Certainly, environmental engineers are not only engaged in the restoration of 'natural' environments as the current article seems to assume. In fact environmental engineering is often engaged in the 'improvement' of environments for the benefit of mankind. Used in this way there will often be arguments about whether environmental engineering is desirable or not. A case in point is the use of coastal defences to prevent or delay erosion of coastlines. For the farmer or householder who owns coastal property, groynes (etc.) are a beneficial environmental engineering intervention. For many environmental scientists, this is unwarranted intervention which is upsetting the natural erosional/depositional balance of this, and adjacent, locales. Sometimes, environmental engineering might even be compared with landscape gardening whereby a perfectly acceptable environment is heavily modified to turn it into some other kind of environment. On occasion this can be merely indulgent for a rich landowner who wants some feature on his estate, but this approach is increasingly being used to provide more habitats of a particular kind that have never existed at that point before - the generation of wetlands to provide bird, fish and plantlife is a relatively frequent example. It would be useful if the article was to cover this point, too.

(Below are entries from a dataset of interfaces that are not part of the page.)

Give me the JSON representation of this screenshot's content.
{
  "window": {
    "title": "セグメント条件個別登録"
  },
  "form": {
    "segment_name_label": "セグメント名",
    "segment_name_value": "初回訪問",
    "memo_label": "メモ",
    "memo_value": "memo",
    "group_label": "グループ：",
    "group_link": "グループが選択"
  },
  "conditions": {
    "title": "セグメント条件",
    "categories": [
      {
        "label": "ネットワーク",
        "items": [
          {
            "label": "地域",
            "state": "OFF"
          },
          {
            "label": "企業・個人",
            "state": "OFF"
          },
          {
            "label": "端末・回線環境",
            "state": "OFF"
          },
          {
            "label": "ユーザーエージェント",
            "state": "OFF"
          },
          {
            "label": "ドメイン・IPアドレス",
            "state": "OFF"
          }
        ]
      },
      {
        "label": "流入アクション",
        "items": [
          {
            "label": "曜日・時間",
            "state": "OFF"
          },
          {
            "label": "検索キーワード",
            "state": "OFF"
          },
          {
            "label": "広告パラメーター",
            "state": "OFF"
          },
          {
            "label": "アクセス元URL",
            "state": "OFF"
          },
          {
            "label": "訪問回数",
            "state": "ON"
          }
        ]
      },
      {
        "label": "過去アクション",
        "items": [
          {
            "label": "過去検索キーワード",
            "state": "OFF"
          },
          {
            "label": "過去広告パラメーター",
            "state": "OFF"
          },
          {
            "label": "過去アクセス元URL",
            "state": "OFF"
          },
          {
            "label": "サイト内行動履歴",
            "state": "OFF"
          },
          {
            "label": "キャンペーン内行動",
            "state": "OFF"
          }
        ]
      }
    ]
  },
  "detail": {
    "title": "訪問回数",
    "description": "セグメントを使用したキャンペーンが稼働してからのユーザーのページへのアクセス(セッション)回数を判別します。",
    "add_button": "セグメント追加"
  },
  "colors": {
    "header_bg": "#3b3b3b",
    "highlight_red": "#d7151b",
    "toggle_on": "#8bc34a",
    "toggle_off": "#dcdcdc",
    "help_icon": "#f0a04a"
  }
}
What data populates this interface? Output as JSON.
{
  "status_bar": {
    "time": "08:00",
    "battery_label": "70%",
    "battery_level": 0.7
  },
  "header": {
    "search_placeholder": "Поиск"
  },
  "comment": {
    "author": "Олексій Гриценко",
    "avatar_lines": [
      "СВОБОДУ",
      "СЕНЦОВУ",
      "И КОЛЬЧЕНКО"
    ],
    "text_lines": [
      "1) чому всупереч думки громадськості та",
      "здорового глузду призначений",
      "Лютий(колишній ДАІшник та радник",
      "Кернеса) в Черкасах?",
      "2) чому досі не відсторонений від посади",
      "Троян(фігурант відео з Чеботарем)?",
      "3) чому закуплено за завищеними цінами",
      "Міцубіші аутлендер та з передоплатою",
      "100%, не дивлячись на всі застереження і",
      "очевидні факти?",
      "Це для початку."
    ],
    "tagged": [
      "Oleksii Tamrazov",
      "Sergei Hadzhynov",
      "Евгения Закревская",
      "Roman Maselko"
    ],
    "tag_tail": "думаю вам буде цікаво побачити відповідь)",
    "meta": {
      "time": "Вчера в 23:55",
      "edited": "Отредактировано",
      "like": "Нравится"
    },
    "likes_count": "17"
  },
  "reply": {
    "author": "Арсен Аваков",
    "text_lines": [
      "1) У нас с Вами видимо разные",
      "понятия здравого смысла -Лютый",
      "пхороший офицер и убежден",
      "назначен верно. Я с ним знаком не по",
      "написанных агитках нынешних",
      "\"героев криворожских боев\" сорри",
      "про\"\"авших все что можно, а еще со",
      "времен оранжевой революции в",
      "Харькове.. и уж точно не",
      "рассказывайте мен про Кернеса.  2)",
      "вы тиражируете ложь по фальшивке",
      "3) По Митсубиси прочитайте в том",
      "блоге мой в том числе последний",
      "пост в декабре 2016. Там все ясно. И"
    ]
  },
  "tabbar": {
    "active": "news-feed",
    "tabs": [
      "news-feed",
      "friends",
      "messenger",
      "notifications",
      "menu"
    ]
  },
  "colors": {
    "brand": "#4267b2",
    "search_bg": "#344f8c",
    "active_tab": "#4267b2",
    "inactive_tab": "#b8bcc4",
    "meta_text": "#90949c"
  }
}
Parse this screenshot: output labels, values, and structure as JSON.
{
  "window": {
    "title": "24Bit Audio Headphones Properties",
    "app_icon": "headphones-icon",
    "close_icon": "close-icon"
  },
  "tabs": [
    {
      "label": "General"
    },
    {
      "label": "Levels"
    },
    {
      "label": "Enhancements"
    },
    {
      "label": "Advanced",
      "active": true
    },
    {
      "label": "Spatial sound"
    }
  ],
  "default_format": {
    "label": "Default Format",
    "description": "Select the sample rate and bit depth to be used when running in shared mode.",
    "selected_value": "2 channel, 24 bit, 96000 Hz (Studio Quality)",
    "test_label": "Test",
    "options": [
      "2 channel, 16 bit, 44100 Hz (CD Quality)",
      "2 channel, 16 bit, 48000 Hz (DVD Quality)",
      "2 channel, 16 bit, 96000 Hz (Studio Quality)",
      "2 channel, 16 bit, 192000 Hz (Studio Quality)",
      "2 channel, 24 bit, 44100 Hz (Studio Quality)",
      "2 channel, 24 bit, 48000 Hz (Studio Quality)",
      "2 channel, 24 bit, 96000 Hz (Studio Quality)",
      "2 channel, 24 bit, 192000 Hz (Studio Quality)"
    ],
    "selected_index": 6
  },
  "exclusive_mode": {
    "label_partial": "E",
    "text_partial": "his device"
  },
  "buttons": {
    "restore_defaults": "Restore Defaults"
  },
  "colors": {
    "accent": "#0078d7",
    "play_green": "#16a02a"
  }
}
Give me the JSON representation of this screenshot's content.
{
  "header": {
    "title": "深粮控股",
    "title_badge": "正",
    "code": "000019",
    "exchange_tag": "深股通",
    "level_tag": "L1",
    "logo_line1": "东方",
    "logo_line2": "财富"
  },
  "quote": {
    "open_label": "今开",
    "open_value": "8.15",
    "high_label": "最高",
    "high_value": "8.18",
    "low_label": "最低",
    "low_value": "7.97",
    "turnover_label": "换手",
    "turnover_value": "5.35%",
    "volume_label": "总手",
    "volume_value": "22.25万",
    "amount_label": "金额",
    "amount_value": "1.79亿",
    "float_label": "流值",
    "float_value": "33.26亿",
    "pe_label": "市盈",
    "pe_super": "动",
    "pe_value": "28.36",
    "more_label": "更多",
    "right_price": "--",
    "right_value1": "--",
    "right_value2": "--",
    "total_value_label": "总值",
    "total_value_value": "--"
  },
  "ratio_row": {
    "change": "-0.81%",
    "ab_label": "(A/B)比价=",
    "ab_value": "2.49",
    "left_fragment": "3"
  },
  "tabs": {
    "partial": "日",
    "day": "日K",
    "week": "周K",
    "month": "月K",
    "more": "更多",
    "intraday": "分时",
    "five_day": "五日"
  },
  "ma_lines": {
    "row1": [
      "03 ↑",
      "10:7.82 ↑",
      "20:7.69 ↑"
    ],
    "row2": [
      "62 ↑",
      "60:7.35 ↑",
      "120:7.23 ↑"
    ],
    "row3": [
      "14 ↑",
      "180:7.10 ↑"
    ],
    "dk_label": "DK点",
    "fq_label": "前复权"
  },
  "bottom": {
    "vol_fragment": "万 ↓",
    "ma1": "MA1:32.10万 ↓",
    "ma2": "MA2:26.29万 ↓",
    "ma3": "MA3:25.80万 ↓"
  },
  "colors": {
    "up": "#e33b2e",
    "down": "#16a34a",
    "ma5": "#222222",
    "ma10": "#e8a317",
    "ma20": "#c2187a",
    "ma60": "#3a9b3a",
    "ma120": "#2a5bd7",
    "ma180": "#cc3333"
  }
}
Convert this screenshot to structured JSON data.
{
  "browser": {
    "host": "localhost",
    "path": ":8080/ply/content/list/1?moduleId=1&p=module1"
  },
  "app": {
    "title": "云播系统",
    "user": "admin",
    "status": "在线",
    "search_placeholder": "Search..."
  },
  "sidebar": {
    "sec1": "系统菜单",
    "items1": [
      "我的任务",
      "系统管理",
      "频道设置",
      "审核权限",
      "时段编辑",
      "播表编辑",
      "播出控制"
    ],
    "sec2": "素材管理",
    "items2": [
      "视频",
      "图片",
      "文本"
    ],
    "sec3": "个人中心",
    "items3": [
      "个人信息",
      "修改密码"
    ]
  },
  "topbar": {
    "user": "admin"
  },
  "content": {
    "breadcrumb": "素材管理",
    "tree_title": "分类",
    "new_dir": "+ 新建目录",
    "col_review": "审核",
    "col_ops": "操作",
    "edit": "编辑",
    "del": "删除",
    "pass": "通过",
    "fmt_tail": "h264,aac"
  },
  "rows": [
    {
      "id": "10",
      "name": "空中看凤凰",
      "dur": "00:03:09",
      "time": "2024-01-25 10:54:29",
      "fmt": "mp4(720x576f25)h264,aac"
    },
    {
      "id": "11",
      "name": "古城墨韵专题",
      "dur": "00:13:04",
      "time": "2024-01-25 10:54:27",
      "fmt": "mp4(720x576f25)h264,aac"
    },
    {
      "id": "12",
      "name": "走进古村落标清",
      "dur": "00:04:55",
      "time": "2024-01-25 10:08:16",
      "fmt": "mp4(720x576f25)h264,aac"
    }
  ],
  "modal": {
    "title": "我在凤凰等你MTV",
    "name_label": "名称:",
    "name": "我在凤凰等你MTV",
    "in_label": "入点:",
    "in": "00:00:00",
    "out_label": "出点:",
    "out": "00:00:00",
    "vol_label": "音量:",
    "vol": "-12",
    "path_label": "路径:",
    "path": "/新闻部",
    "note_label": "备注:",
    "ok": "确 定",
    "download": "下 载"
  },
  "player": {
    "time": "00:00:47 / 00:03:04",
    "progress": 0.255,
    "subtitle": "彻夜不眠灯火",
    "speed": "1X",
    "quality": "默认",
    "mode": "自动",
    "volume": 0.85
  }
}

Finally, the article should point out that restoration, in practice, often means restoration to a pre-industrial condition, not to a pre-human condition. It is still intervention, hopefully beneficial. 220.127.116.11 (talk) 14:11, 6 August 2008 (UTC)